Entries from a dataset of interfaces
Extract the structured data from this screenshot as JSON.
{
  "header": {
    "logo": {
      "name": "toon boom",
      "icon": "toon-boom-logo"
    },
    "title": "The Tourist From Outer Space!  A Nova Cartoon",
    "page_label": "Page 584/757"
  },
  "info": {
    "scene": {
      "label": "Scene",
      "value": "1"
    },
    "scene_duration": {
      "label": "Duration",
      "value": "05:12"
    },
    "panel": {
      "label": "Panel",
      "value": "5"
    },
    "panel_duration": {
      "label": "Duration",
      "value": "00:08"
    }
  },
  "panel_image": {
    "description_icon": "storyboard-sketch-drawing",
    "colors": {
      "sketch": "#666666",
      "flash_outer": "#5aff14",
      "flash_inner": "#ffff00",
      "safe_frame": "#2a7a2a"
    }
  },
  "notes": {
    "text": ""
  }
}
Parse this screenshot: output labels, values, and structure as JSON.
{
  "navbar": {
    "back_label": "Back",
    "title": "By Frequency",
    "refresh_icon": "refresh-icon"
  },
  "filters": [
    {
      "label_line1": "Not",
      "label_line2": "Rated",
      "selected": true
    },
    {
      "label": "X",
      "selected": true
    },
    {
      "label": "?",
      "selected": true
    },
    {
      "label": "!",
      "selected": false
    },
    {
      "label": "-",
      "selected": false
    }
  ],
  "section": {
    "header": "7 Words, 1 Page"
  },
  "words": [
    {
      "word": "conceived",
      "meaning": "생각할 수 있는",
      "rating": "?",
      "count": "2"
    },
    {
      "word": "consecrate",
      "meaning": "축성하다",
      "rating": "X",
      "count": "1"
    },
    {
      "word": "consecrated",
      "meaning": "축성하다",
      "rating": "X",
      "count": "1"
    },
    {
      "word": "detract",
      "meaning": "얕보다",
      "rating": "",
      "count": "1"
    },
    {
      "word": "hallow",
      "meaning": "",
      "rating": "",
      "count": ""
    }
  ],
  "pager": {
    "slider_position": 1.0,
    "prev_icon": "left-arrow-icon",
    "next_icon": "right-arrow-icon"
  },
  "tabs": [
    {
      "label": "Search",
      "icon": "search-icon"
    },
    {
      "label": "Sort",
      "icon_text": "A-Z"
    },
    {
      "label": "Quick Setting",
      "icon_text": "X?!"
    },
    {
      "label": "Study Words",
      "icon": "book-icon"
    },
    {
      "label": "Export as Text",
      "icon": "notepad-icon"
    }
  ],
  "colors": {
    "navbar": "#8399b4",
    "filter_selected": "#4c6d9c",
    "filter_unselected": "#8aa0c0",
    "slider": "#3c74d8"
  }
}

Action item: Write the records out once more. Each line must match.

Answer below:
Extract the structured data from this screenshot as JSON.
{
  "header": {
    "logo": {
      "name": "toon boom",
      "icon": "toon-boom-logo"
    },
    "title": "The Tourist From Outer Space!  A Nova Cartoon",
    "page_label": "Page 584/757"
  },
  "info": {
    "scene": {
      "label": "Scene",
      "value": "1"
    },
    "scene_duration": {
      "label": "Duration",
      "value": "05:12"
    },
    "panel": {
      "label": "Panel",
      "value": "5"
    },
    "panel_duration": {
      "label": "Duration",
      "value": "00:08"
    }
  },
  "panel_image": {
    "description_icon": "storyboard-sketch-drawing",
    "colors": {
      "sketch": "#666666",
      "flash_outer": "#5aff14",
      "flash_inner": "#ffff00",
      "safe_frame": "#2a7a2a"
    }
  },
  "notes": {
    "text": ""
  }
}
Parse this screenshot: output labels, values, and structure as JSON.
{
  "navbar": {
    "back_label": "Back",
    "title": "By Frequency",
    "refresh_icon": "refresh-icon"
  },
  "filters": [
    {
      "label_line1": "Not",
      "label_line2": "Rated",
      "selected": true
    },
    {
      "label": "X",
      "selected": true
    },
    {
      "label": "?",
      "selected": true
    },
    {
      "label": "!",
      "selected": false
    },
    {
      "label": "-",
      "selected": false
    }
  ],
  "section": {
    "header": "7 Words, 1 Page"
  },
  "words": [
    {
      "word": "conceived",
      "meaning": "생각할 수 있는",
      "rating": "?",
      "count": "2"
    },
    {
      "word": "consecrate",
      "meaning": "축성하다",
      "rating": "X",
      "count": "1"
    },
    {
      "word": "consecrated",
      "meaning": "축성하다",
      "rating": "X",
      "count": "1"
    },
    {
      "word": "detract",
      "meaning": "얕보다",
      "rating": "",
      "count": "1"
    },
    {
      "word": "hallow",
      "meaning": "",
      "rating": "",
      "count": ""
    }
  ],
  "pager": {
    "slider_position": 1.0,
    "prev_icon": "left-arrow-icon",
    "next_icon": "right-arrow-icon"
  },
  "tabs": [
    {
      "label": "Search",
      "icon": "search-icon"
    },
    {
      "label": "Sort",
      "icon_text": "A-Z"
    },
    {
      "label": "Quick Setting",
      "icon_text": "X?!"
    },
    {
      "label": "Study Words",
      "icon": "book-icon"
    },
    {
      "label": "Export as Text",
      "icon": "notepad-icon"
    }
  ],
  "colors": {
    "navbar": "#8399b4",
    "filter_selected": "#4c6d9c",
    "filter_unselected": "#8aa0c0",
    "slider": "#3c74d8"
  }
}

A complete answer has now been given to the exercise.